Items listed in a dataset
────

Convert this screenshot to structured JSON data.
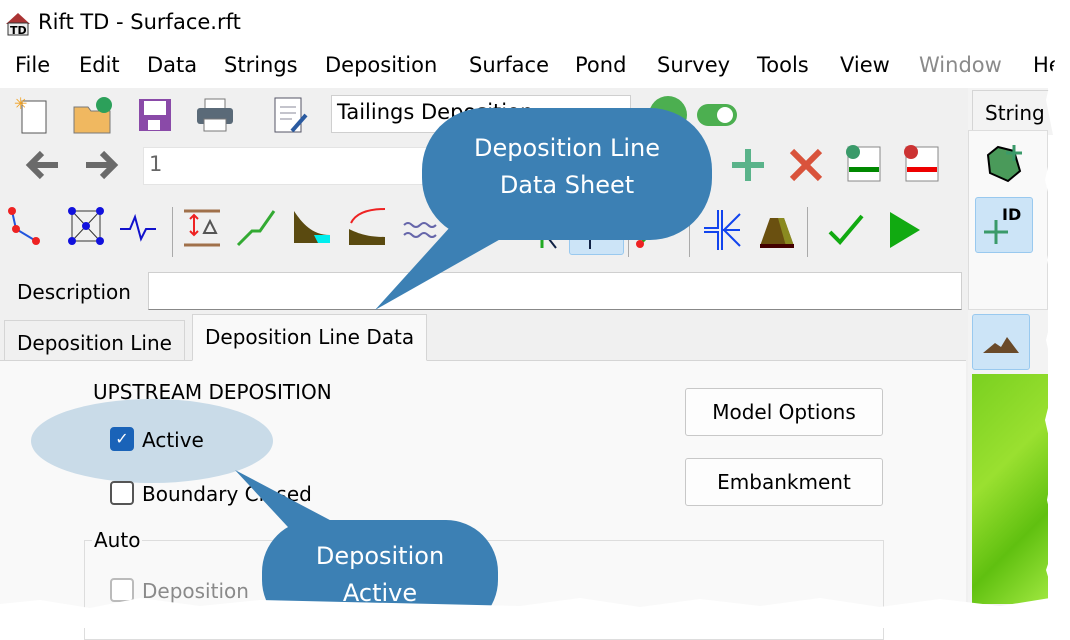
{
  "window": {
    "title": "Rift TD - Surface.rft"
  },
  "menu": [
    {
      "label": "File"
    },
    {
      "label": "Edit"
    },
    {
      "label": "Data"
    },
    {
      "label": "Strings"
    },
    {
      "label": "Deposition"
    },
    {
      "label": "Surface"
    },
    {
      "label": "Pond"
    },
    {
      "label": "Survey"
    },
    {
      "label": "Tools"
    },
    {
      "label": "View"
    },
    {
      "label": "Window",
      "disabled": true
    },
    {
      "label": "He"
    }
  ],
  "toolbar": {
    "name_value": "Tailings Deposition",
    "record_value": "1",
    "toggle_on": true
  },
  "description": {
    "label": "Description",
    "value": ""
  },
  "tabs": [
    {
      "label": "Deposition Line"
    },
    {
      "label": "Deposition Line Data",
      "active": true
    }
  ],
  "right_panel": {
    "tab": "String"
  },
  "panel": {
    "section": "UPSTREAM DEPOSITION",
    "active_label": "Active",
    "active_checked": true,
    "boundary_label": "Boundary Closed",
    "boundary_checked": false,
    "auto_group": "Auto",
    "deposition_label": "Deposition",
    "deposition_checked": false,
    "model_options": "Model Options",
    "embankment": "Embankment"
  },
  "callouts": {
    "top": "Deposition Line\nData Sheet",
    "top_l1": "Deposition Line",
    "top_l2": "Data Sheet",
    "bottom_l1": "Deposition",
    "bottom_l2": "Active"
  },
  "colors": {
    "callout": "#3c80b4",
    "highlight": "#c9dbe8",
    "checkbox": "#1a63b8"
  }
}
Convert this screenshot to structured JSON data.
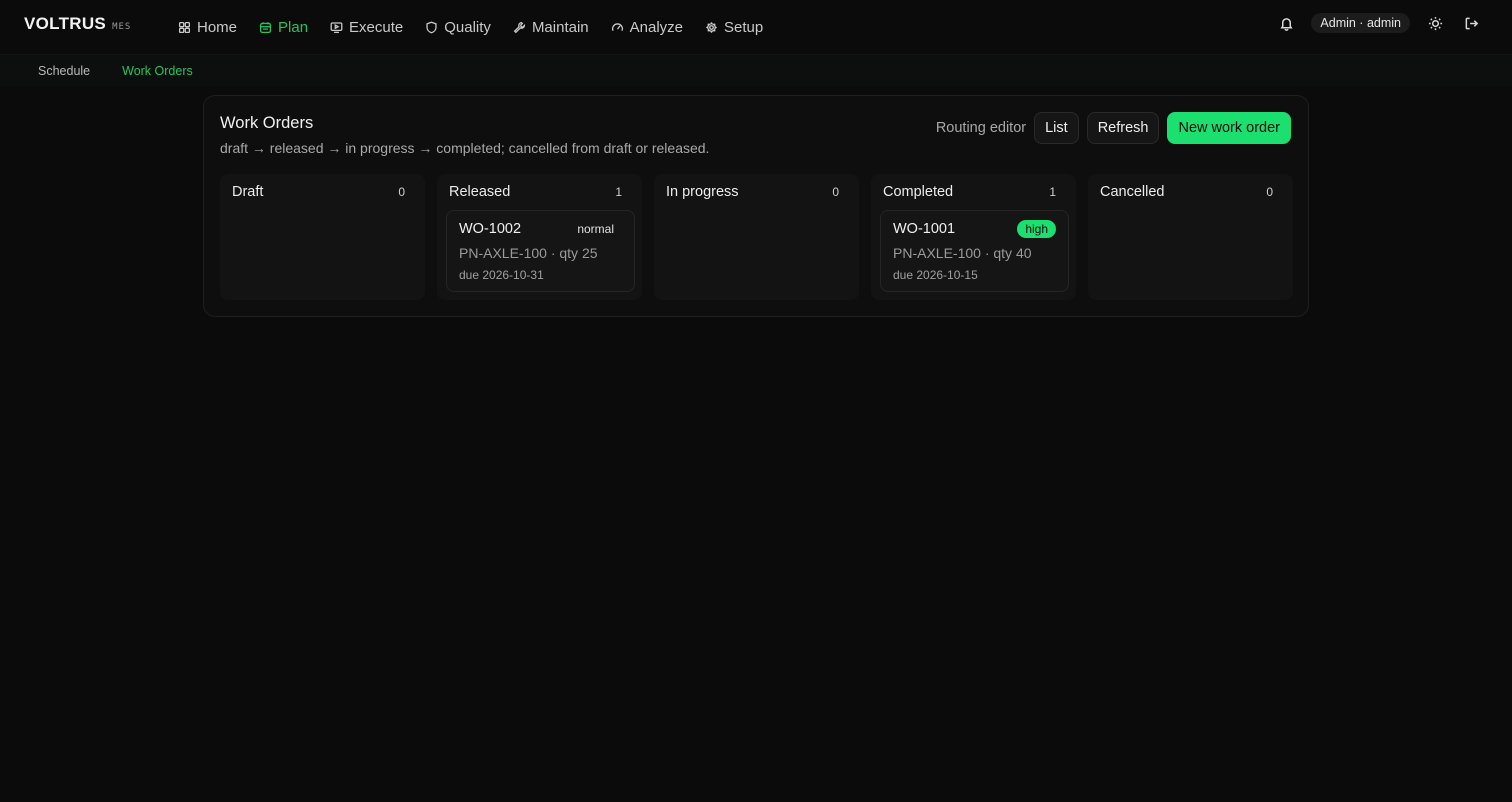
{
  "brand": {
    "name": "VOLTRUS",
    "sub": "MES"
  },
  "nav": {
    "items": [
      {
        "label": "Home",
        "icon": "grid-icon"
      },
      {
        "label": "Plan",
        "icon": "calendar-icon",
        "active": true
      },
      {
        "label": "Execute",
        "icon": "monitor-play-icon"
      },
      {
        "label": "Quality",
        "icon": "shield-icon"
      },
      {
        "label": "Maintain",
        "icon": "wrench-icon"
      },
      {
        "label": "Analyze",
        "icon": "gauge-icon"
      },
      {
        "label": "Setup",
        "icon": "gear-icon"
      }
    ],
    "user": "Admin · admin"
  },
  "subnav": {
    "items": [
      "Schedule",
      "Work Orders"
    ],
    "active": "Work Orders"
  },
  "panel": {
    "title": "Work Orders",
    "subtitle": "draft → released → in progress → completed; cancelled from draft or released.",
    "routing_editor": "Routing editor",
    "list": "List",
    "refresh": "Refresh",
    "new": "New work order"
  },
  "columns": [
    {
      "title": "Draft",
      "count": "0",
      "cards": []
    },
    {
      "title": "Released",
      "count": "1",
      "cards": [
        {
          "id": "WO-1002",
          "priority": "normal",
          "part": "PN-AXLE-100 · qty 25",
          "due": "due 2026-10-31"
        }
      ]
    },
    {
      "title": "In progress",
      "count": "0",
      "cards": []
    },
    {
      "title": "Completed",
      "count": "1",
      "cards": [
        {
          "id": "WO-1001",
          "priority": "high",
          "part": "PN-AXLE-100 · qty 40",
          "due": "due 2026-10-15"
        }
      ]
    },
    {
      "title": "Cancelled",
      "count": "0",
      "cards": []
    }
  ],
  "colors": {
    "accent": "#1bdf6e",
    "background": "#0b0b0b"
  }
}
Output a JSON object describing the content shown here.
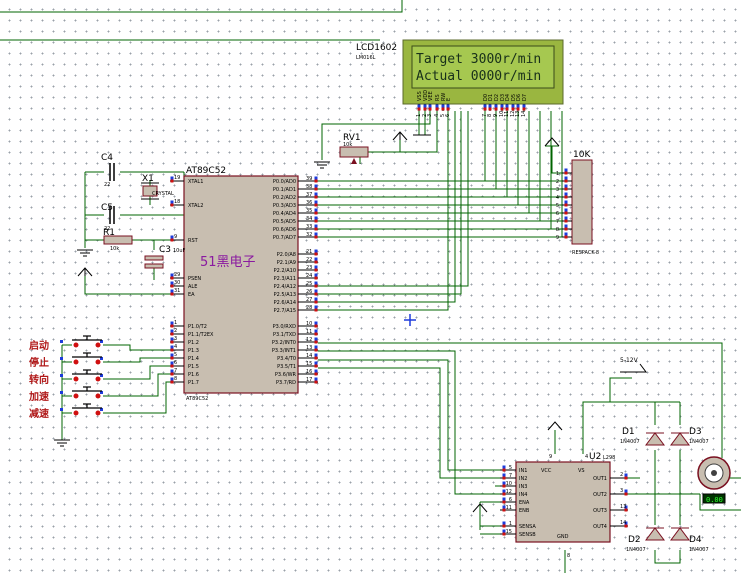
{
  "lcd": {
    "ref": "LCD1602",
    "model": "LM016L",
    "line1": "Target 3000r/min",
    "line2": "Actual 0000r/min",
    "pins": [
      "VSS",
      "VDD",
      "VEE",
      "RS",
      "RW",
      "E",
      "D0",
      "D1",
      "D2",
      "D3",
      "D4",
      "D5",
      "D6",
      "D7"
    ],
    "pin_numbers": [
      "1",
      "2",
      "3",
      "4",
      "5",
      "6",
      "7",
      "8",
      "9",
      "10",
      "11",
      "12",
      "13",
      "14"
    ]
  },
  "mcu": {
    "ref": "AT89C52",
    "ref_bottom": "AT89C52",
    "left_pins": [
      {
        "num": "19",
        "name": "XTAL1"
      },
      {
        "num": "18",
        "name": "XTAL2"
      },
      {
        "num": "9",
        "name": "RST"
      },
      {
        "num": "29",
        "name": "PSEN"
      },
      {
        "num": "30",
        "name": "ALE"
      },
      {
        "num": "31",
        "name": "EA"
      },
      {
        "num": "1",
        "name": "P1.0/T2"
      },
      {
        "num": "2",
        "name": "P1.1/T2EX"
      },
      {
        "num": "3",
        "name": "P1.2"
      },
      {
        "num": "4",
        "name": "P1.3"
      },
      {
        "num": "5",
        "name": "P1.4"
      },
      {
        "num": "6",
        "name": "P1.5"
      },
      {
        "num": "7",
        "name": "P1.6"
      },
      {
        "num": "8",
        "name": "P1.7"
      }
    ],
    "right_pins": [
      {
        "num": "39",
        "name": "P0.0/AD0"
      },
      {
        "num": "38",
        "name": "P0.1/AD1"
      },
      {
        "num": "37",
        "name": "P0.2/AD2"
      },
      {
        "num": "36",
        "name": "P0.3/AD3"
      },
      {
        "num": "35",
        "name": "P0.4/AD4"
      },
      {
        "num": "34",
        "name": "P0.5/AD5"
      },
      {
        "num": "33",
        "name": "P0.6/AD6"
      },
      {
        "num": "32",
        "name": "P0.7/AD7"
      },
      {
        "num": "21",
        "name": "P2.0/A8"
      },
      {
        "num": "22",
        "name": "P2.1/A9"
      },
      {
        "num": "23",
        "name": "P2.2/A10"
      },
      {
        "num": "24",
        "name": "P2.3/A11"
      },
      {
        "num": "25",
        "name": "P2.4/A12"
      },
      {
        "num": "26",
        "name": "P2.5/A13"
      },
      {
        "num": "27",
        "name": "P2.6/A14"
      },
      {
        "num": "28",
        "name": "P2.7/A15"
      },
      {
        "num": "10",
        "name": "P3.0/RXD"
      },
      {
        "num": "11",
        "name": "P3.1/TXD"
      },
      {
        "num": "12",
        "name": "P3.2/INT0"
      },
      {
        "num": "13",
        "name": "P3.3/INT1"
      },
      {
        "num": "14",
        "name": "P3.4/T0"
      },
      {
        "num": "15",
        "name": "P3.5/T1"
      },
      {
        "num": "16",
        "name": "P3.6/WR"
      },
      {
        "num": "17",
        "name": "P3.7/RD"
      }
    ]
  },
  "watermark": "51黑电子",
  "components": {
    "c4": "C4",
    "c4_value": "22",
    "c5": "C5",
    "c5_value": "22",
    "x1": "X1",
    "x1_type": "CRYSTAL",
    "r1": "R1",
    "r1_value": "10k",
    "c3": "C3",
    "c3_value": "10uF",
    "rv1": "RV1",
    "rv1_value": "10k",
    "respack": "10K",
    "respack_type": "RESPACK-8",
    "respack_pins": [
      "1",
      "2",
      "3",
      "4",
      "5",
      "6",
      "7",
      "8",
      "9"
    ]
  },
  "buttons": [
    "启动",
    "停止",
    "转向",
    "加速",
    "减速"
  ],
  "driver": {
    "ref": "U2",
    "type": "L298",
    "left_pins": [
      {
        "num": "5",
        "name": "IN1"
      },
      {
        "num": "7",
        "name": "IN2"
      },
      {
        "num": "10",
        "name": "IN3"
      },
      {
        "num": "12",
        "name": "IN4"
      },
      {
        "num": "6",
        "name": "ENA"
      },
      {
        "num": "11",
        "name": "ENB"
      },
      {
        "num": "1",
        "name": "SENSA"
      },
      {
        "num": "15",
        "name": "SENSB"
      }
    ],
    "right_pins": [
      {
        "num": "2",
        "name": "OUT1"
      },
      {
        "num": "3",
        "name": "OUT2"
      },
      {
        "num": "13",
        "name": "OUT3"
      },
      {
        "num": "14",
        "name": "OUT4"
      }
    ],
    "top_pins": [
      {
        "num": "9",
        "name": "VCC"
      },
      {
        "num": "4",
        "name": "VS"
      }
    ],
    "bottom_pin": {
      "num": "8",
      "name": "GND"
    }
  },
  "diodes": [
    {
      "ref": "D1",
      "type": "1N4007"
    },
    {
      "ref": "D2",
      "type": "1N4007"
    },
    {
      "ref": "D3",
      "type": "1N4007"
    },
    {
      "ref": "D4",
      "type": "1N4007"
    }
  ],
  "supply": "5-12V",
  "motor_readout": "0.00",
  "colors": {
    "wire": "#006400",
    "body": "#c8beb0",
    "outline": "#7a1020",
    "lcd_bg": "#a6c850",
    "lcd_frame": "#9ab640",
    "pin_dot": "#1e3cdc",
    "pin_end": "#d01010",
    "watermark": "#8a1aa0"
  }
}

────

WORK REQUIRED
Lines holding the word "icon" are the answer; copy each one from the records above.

TASK RESPONSE
        "icon": "grid-icon"
        "icon": "calendar-icon",
        "icon": "monitor-play-icon"
        "icon": "shield-icon"
        "icon": "wrench-icon"
        "icon": "gauge-icon"
        "icon": "gear-icon"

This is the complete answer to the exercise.